WORK ORDER: An exact reproduction of every record is required.

INPUT:

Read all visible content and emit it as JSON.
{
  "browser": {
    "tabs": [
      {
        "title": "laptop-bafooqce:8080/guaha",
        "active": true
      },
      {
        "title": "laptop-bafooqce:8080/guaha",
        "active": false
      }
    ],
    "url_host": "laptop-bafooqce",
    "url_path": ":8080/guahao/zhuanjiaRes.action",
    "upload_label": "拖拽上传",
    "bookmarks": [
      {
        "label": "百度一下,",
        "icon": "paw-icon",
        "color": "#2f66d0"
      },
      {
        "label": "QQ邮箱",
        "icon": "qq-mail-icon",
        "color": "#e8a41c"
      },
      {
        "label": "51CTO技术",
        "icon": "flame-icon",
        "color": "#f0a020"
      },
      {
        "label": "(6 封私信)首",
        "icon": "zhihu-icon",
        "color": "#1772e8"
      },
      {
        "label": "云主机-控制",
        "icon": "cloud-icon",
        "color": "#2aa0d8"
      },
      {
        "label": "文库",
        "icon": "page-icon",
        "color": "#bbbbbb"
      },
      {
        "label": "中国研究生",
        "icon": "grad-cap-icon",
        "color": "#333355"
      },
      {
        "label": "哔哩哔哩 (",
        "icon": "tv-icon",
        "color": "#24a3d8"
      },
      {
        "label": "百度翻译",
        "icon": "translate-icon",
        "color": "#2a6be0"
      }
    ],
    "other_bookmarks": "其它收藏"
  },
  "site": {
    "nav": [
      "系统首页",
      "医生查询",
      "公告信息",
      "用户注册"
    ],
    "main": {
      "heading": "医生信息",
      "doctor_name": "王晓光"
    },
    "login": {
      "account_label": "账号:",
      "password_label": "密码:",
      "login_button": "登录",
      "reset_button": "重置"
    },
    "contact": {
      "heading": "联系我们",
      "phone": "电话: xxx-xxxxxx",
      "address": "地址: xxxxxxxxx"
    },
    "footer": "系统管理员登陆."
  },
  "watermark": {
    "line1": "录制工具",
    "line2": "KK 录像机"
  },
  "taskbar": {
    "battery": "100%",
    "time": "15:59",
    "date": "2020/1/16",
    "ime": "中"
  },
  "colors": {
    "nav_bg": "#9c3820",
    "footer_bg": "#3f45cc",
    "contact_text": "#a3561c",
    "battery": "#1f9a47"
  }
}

EXERCISE SOLUTION:
Read all visible content and emit it as JSON.
{
  "browser": {
    "tabs": [
      {
        "title": "laptop-bafooqce:8080/guaha",
        "active": true
      },
      {
        "title": "laptop-bafooqce:8080/guaha",
        "active": false
      }
    ],
    "url_host": "laptop-bafooqce",
    "url_path": ":8080/guahao/zhuanjiaRes.action",
    "upload_label": "拖拽上传",
    "bookmarks": [
      {
        "label": "百度一下,",
        "icon": "paw-icon",
        "color": "#2f66d0"
      },
      {
        "label": "QQ邮箱",
        "icon": "qq-mail-icon",
        "color": "#e8a41c"
      },
      {
        "label": "51CTO技术",
        "icon": "flame-icon",
        "color": "#f0a020"
      },
      {
        "label": "(6 封私信)首",
        "icon": "zhihu-icon",
        "color": "#1772e8"
      },
      {
        "label": "云主机-控制",
        "icon": "cloud-icon",
        "color": "#2aa0d8"
      },
      {
        "label": "文库",
        "icon": "page-icon",
        "color": "#bbbbbb"
      },
      {
        "label": "中国研究生",
        "icon": "grad-cap-icon",
        "color": "#333355"
      },
      {
        "label": "哔哩哔哩 (",
        "icon": "tv-icon",
        "color": "#24a3d8"
      },
      {
        "label": "百度翻译",
        "icon": "translate-icon",
        "color": "#2a6be0"
      }
    ],
    "other_bookmarks": "其它收藏"
  },
  "site": {
    "nav": [
      "系统首页",
      "医生查询",
      "公告信息",
      "用户注册"
    ],
    "main": {
      "heading": "医生信息",
      "doctor_name": "王晓光"
    },
    "login": {
      "account_label": "账号:",
      "password_label": "密码:",
      "login_button": "登录",
      "reset_button": "重置"
    },
    "contact": {
      "heading": "联系我们",
      "phone": "电话: xxx-xxxxxx",
      "address": "地址: xxxxxxxxx"
    },
    "footer": "系统管理员登陆."
  },
  "watermark": {
    "line1": "录制工具",
    "line2": "KK 录像机"
  },
  "taskbar": {
    "battery": "100%",
    "time": "15:59",
    "date": "2020/1/16",
    "ime": "中"
  },
  "colors": {
    "nav_bg": "#9c3820",
    "footer_bg": "#3f45cc",
    "contact_text": "#a3561c",
    "battery": "#1f9a47"
  }
}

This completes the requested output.